The below would NOT have the desired effect of analysing the metrics for bigcheese_customer and biggercheese_customer
ALERTS = ( ('skyline', 'smtp', 3600), ('stats.requests\..*', 'smtp', 3600), # --> alert every 60 mins ('stats.requests.bigcheese_customer', 'smtp', 600), # --> NEVER REACHED ('stats.requests.biggercheese_customer', 'smtp', 600), # --> NEVER REACHED )
Hopefully it is clear that Analyzer would not reach the bigcheese_customer and
biggercheese_customer alert tuples as in the above example the
stats.requests\..* tuple would match BEFORE the specific tuples were
evaluated and the bigcheese metrics would be alerted on every 60 mins instead of
the desired every 10 minutes.
Please refer to Mirage - Order Matters section for a similar example of how order matters in the Mirage context.
Analyzer SMTP alert graphs¶
Analyzer by default now sends 2 graphs in any SMTP alert.
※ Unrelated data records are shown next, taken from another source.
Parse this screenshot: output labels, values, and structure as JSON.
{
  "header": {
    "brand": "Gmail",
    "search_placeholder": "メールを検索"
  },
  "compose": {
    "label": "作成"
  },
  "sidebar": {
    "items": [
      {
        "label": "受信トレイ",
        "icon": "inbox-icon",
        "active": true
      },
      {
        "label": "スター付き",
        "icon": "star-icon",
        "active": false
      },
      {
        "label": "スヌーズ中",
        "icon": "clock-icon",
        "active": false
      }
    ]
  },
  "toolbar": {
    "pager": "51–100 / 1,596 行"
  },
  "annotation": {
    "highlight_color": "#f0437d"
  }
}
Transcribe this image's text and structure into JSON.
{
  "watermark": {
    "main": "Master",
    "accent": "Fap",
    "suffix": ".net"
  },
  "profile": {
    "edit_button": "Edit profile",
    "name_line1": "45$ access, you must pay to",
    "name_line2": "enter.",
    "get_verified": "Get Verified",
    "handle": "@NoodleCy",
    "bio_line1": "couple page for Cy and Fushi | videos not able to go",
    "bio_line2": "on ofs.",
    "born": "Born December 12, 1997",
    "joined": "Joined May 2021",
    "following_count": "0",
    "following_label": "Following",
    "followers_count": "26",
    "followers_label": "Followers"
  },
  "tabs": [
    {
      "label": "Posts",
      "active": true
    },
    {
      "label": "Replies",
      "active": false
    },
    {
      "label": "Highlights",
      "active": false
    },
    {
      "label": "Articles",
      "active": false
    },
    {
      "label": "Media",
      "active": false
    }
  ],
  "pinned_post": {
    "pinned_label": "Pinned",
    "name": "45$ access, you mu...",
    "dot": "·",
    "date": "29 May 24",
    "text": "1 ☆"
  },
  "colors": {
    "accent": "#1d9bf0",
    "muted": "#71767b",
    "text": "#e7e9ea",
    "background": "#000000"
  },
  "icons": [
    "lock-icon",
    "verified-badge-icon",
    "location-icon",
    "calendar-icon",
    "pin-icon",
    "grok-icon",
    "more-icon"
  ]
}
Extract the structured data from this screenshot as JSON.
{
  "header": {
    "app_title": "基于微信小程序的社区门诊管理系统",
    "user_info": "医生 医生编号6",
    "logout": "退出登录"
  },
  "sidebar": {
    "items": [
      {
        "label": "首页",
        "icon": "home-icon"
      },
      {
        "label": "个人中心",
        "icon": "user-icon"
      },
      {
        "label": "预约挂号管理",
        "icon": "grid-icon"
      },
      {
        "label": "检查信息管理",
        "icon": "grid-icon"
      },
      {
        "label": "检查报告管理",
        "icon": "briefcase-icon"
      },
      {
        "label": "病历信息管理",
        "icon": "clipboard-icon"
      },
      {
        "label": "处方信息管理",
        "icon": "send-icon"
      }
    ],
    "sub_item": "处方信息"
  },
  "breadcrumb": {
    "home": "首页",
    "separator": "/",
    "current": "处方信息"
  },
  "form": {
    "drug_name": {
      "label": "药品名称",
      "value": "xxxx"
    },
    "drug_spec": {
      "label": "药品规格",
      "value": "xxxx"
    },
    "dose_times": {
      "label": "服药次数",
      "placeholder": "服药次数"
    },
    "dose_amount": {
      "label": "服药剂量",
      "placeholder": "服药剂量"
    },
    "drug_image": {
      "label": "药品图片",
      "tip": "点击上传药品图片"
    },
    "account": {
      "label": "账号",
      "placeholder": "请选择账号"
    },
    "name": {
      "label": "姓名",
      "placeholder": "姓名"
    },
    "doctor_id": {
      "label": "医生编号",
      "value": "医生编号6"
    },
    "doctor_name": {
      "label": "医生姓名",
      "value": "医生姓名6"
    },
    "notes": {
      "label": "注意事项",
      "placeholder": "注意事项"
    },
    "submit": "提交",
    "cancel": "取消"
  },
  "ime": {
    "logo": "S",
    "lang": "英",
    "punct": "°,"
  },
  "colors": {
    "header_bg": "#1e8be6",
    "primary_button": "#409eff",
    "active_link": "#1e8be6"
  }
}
The original Graphite graph is sent and an additional graph image is sent that is plotted using the actual Redis timeseries data for the metric.
The Redis data graph has been added to make it specifically clear as to the data that Analyzer is alerting on. Often your metrics are aggregated in Graphite and a Graphite graph is not the exact representation of the timeseries data that triggered the alert, so having both is clearer.
The Redis data graph also adds the mean and the 3-sigma boundaries to the plot, which is useful for brain training. This goes against the “less is more (effective)” data visualization philosophy, however if the human neocortex is presented with 3-sigma boundaries enough times, it will probably eventually be able to calculate 3-sigma boundaries in any timeseries, reasonably well.
Bearing in mind that when we view anomalous timeseries in the UI we are presented with a red line depicting the anomalous range, this graph just does the similar in the alert context.
Should you wish to disable the Redis data graph and simply have the Graphite
graph, simply set
The Redis data graphs do make the alerter a little more CPU when matplotlib plots the alerts and the alert email larger in size.
What Analyzer does¶
- Analyzer determines all unique metrics in Redis and divides them
settings.ANALYZER_PROCESSESto be analysed between
- The spawned
spin_processprocesses pull the all timeseries for their
assigned_metricsthey have been assigned from Redis and iterate through each metric and analyze the timeseries against the
settings.ALGORITHMSdeclared in the settings.py
spin_processwill add any metric that it finds anomalous (triggers
settings.CONSENSUSnumber of algorithms) to a list of anomalous_metrics.
- The parent Analyzer process will then check every metric in the
anomalous_metrics list to see if:
- If the metric matches an
settings.ALERTStuple in settings.py
- If a Mirage parameter is set in the tuple, then Analyzer does not alert, but hands the metric off to Mirage by adding a Mirage check file.
- If a metric is an Ionosphere enabled metric, then Analyzer does not alert, but hands the metric off to Ionosphere by adding an Ionosphere check file.
ENABLE_CRUCIBLEis True, Analyzer adds timeseries as a json file and a Crucible check file.
- If no Mirage parameter, but the metric matches an
settings.ALERTStuple namespace, Analyzer then checks if an Analyzer alert key exists for the metric by querying the metric’s Analyzer alert key in Redis.
- If no alert key, Analyzer sends alert/s to the configured alerters
and sets the metric’s Analyzer alert key for
- Analyzer will alert for an Analyzer metric that has been returned from Ionosphere as anomalous having not matched any known features profile or layers.
- If the metric matches an